Dataset entries
################

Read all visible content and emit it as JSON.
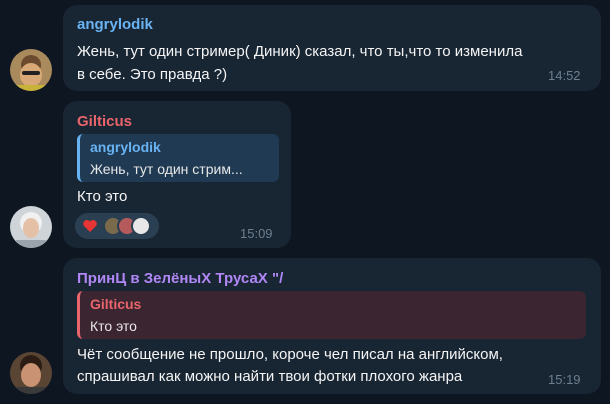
{
  "colors": {
    "background": "#0e1621",
    "bubble": "#182533",
    "name_blue": "#6ab3f3",
    "name_red": "#e8656b",
    "name_purple": "#b087f5",
    "time": "#6d7f8f"
  },
  "messages": [
    {
      "sender": "angrylodik",
      "line1": "Жень, тут один стример( Диник) сказал, что ты,что то  изменила",
      "line2": "в себе. Это правда ?)",
      "time": "14:52"
    },
    {
      "sender": "Gilticus",
      "reply_name": "angrylodik",
      "reply_text": "Жень, тут один стрим...",
      "text": "Кто это",
      "reaction_icon": "heart-icon",
      "time": "15:09"
    },
    {
      "sender": "ПринЦ в ЗелёныХ ТрусаХ \"/",
      "reply_name": "Gilticus",
      "reply_text": "Кто это",
      "line1": "Чёт сообщение не прошло, короче чел писал на английском,",
      "line2": "спрашивал как можно найти твои фотки плохого жанра",
      "time": "15:19"
    }
  ]
}
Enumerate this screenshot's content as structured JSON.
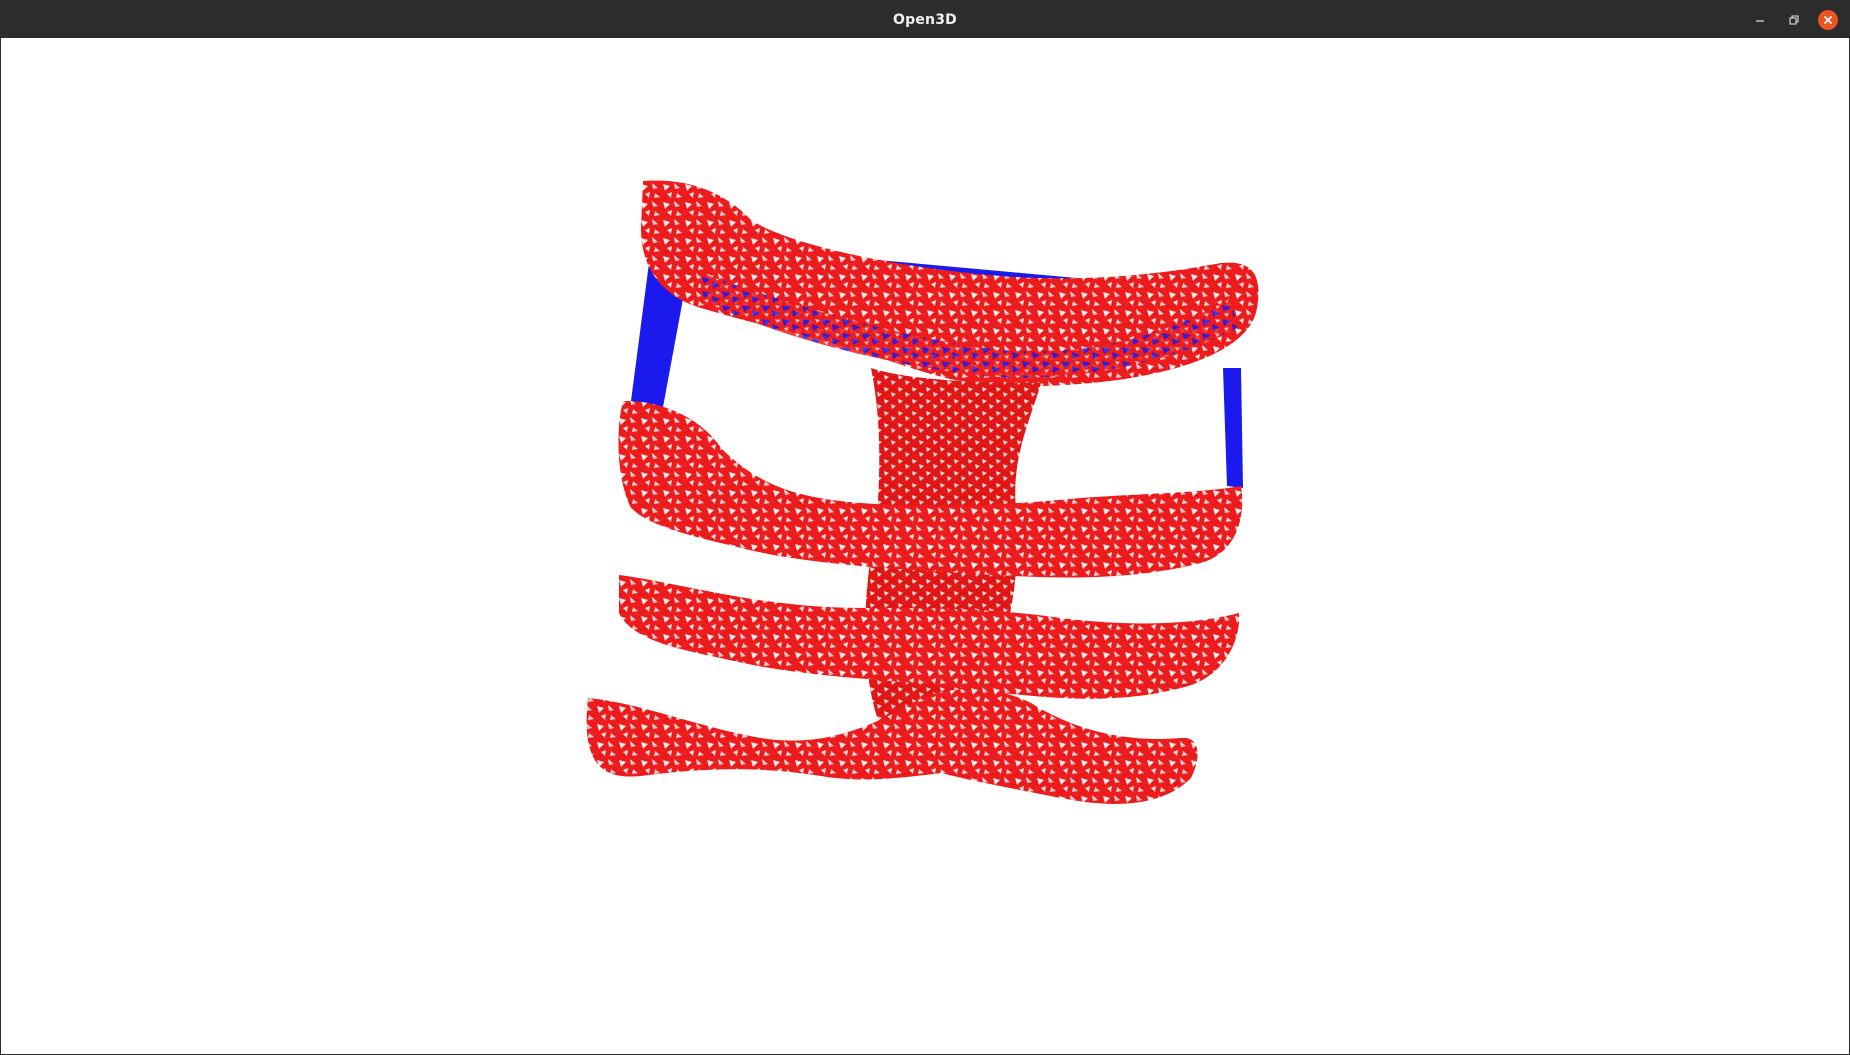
{
  "window": {
    "title": "Open3D",
    "controls": {
      "minimize_icon": "minimize-icon",
      "restore_icon": "restore-icon",
      "close_icon": "close-icon"
    }
  },
  "viewport": {
    "background": "#ffffff",
    "content": "3d-triangle-mesh",
    "colors": {
      "mesh_primary": "#ee1c1c",
      "mesh_secondary": "#1a1aee",
      "wireframe_gaps": "#ffffff"
    }
  },
  "colors": {
    "titlebar": "#2c2c2c",
    "title_text": "#f0f0f0",
    "close_button": "#e95420"
  }
}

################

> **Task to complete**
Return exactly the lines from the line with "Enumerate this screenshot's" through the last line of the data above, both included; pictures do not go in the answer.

> **Written answer**
Enumerate this screenshot's content as structured JSON.
{
  "window": {
    "title": "Open3D",
    "controls": {
      "minimize_icon": "minimize-icon",
      "restore_icon": "restore-icon",
      "close_icon": "close-icon"
    }
  },
  "viewport": {
    "background": "#ffffff",
    "content": "3d-triangle-mesh",
    "colors": {
      "mesh_primary": "#ee1c1c",
      "mesh_secondary": "#1a1aee",
      "wireframe_gaps": "#ffffff"
    }
  },
  "colors": {
    "titlebar": "#2c2c2c",
    "title_text": "#f0f0f0",
    "close_button": "#e95420"
  }
}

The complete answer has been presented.